Advocacy groups supported reinstating the health insurance penalty, and the 2019-20 budget included more than $1.4 billion over three years to bring down out-of-pocket costs for Covered California enrollees.
So far, the state has only kept that promise once, spending approximately $355 million in 2020 to enhance Covered California subsidies for middleincome residents. When the federal government increased health care subsidies in 2021 as part of its COVID-19 pandemic relief package, the state stopped funneling penalty money toward cost reduction.
Kaiser Health News reported in November that the state has generated roughly $1.3 billion in penalty money from uninsured state residents.
“There's an argument to be made that those fines really should be plowed back into the system, especially for people who are low-income,” said former state Sen. Richard Pan, a doctor who chaired the health committee at the time the penalty was reinstated.
Most people who purchase insurance through Covered California are low- to middle-income Californians, meaning individuals who earn roughly between $21,000 and $87,000 a year or families of four earning $45,000 to $180,000 per year.
At that income level, enrollees make too much money to qualify for MediCal, the state's public insurance for very low-income residents, but don't have employer-based health insurance. They may be self-employed, a gig or part-time worker, or work for a small business. They may even opt to purchase insurance independently because it's cheaper than what their employer offers.
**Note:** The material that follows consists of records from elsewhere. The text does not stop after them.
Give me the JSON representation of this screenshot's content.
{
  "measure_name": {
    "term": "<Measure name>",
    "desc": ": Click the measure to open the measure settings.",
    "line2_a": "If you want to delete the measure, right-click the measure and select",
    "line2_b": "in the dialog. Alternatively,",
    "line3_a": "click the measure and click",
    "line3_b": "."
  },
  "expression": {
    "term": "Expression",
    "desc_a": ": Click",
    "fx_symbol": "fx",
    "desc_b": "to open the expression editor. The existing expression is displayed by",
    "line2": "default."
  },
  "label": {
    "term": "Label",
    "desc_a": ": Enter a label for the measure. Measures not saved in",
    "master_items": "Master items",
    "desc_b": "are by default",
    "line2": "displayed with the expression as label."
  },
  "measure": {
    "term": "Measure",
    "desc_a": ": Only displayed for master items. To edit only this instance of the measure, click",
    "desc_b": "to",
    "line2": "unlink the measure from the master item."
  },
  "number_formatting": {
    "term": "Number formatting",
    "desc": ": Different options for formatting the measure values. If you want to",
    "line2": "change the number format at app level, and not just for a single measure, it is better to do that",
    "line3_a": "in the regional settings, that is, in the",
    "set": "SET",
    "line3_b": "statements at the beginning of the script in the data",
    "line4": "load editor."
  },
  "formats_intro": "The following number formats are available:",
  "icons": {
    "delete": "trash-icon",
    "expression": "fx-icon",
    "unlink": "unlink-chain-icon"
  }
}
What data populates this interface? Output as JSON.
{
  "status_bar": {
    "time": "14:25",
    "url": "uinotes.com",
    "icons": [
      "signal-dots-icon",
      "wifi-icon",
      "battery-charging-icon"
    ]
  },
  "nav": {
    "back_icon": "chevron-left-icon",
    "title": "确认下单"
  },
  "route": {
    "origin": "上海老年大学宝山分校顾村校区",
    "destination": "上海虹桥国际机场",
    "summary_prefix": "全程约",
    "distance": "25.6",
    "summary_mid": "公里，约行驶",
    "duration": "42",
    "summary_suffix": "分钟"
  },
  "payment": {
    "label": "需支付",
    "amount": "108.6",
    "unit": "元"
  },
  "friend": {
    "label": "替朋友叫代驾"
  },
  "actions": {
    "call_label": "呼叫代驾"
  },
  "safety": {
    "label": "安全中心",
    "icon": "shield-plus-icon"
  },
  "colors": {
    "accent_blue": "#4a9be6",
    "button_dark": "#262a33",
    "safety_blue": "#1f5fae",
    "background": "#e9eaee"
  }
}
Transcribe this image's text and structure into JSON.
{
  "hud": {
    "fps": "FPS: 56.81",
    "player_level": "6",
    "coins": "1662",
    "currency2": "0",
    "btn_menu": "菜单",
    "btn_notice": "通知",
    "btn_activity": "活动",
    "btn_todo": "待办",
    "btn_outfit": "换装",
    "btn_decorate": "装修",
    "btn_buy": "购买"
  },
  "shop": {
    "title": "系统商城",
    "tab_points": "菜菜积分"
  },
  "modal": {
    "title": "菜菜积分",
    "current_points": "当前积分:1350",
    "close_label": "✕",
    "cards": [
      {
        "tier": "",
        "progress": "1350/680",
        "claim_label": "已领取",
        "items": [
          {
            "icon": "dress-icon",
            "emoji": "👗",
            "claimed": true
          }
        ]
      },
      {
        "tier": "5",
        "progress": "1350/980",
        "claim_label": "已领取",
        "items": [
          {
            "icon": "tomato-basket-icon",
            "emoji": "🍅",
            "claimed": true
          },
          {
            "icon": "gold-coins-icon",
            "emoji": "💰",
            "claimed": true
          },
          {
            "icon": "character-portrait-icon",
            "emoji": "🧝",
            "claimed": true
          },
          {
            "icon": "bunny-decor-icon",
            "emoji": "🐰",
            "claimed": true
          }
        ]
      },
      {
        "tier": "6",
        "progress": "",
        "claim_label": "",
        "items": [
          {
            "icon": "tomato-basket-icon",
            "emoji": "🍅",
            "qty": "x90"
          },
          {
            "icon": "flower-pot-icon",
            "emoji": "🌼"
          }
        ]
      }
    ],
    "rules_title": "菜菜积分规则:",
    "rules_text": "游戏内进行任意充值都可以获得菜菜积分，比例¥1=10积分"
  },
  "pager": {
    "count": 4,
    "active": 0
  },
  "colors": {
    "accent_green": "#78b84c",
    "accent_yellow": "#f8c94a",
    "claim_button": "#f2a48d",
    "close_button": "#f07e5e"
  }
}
Although more stable than the national insurance marketplace, Covered California has not been immune to the rising health care costs that plague the industry. Health insurance premiums have grown every year.
Iv and his family rent a single room in a house in Garden Grove for $900 a month. In the past year, he said, expenses have tripled with inflation, with gas alone costing around $300 per month.
“At home, sometimes we don't know what to cook and we don't have food,” Iv said.
Molina, the case worker from The Cambodian Family, said her clients who have deductibles and copays use their insurance less than clients with Medi-Cal, who typically don't have to pay anything out-of-pocket.
“I've known families with kids who break or sprain their fingers and feet, and they don't know for months because they can't go to the doctor,” Molina said.